* **Directions**
Every record that follows is to be copied exactly, with the pictures omitted.

[Dataset entries]
________________________________________
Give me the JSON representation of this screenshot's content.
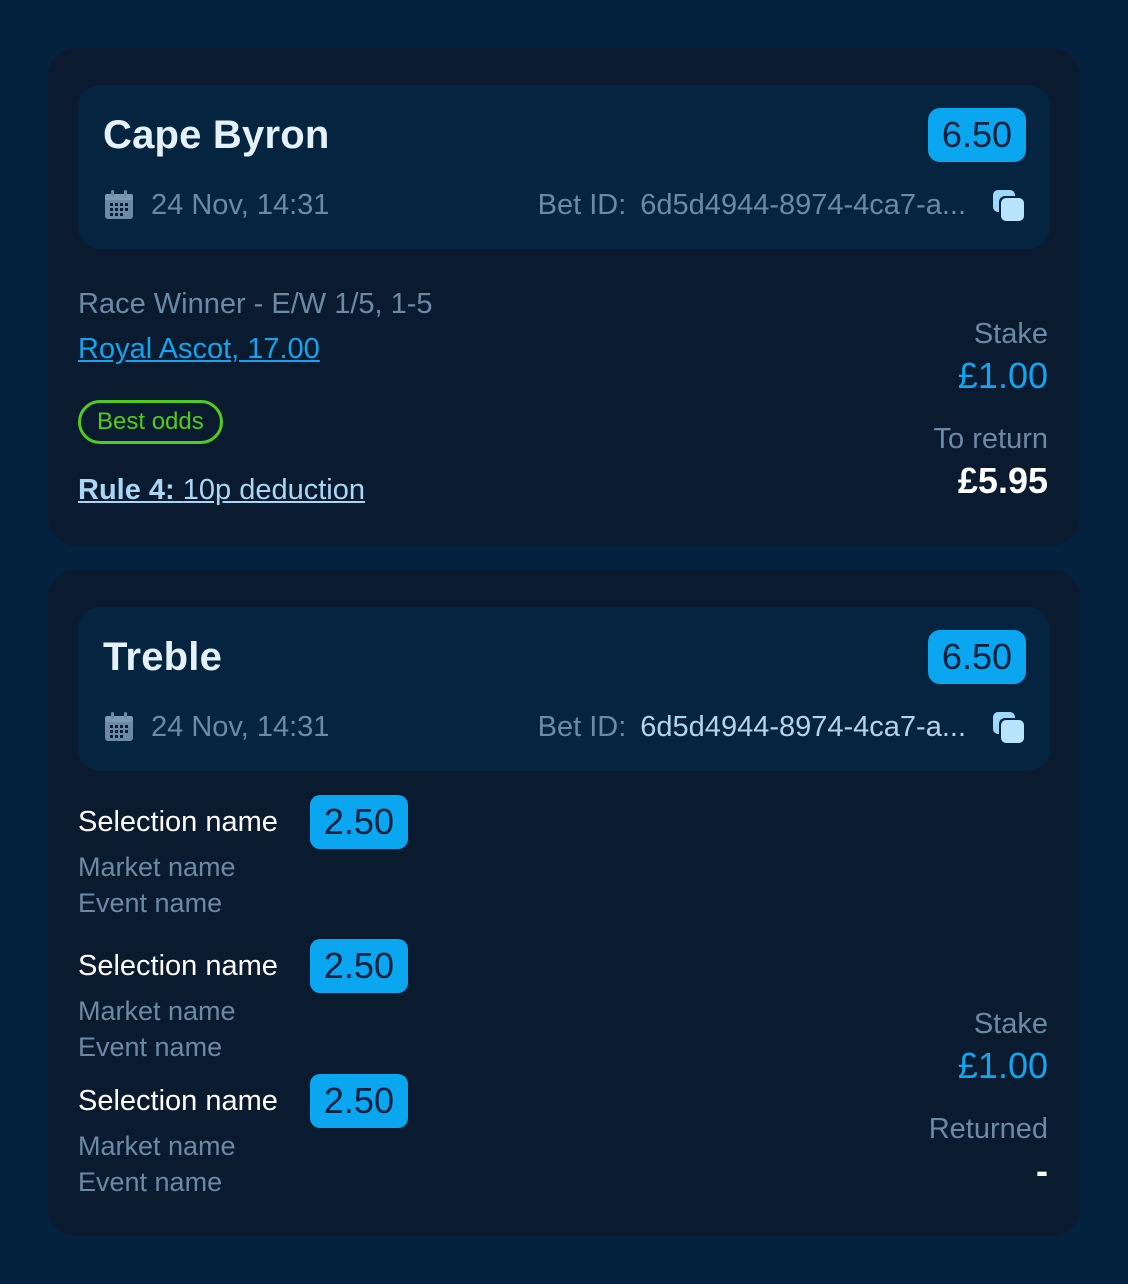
{
  "bets": [
    {
      "title": "Cape Byron",
      "odds": "6.50",
      "date": "24 Nov, 14:31",
      "bet_id_label": "Bet ID:",
      "bet_id": "6d5d4944-8974-4ca7-a...",
      "market": "Race Winner - E/W 1/5, 1-5",
      "event": "Royal Ascot, 17.00",
      "badge": "Best odds",
      "rule_label": "Rule 4:",
      "rule_text": "10p deduction",
      "stake_label": "Stake",
      "stake": "£1.00",
      "return_label": "To return",
      "return_value": "£5.95"
    },
    {
      "title": "Treble",
      "odds": "6.50",
      "date": "24 Nov, 14:31",
      "bet_id_label": "Bet ID:",
      "bet_id": "6d5d4944-8974-4ca7-a...",
      "selections": [
        {
          "name": "Selection name",
          "odds": "2.50",
          "market": "Market name",
          "event": "Event name"
        },
        {
          "name": "Selection name",
          "odds": "2.50",
          "market": "Market name",
          "event": "Event name"
        },
        {
          "name": "Selection name",
          "odds": "2.50",
          "market": "Market name",
          "event": "Event name"
        }
      ],
      "stake_label": "Stake",
      "stake": "£1.00",
      "return_label": "Returned",
      "return_value": "-"
    }
  ],
  "colors": {
    "page_bg": "#04213f",
    "card_bg": "#0b1b2f",
    "header_bg": "#05243f",
    "accent": "#0aa6f0",
    "best_odds": "#4fcd1f"
  },
  "icons": {
    "date": "calendar-icon",
    "copy": "copy-icon"
  }
}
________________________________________
* **Written solution**
Give me the JSON representation of this screenshot's content.
{
  "bets": [
    {
      "title": "Cape Byron",
      "odds": "6.50",
      "date": "24 Nov, 14:31",
      "bet_id_label": "Bet ID:",
      "bet_id": "6d5d4944-8974-4ca7-a...",
      "market": "Race Winner - E/W 1/5, 1-5",
      "event": "Royal Ascot, 17.00",
      "badge": "Best odds",
      "rule_label": "Rule 4:",
      "rule_text": "10p deduction",
      "stake_label": "Stake",
      "stake": "£1.00",
      "return_label": "To return",
      "return_value": "£5.95"
    },
    {
      "title": "Treble",
      "odds": "6.50",
      "date": "24 Nov, 14:31",
      "bet_id_label": "Bet ID:",
      "bet_id": "6d5d4944-8974-4ca7-a...",
      "selections": [
        {
          "name": "Selection name",
          "odds": "2.50",
          "market": "Market name",
          "event": "Event name"
        },
        {
          "name": "Selection name",
          "odds": "2.50",
          "market": "Market name",
          "event": "Event name"
        },
        {
          "name": "Selection name",
          "odds": "2.50",
          "market": "Market name",
          "event": "Event name"
        }
      ],
      "stake_label": "Stake",
      "stake": "£1.00",
      "return_label": "Returned",
      "return_value": "-"
    }
  ],
  "colors": {
    "page_bg": "#04213f",
    "card_bg": "#0b1b2f",
    "header_bg": "#05243f",
    "accent": "#0aa6f0",
    "best_odds": "#4fcd1f"
  },
  "icons": {
    "date": "calendar-icon",
    "copy": "copy-icon"
  }
}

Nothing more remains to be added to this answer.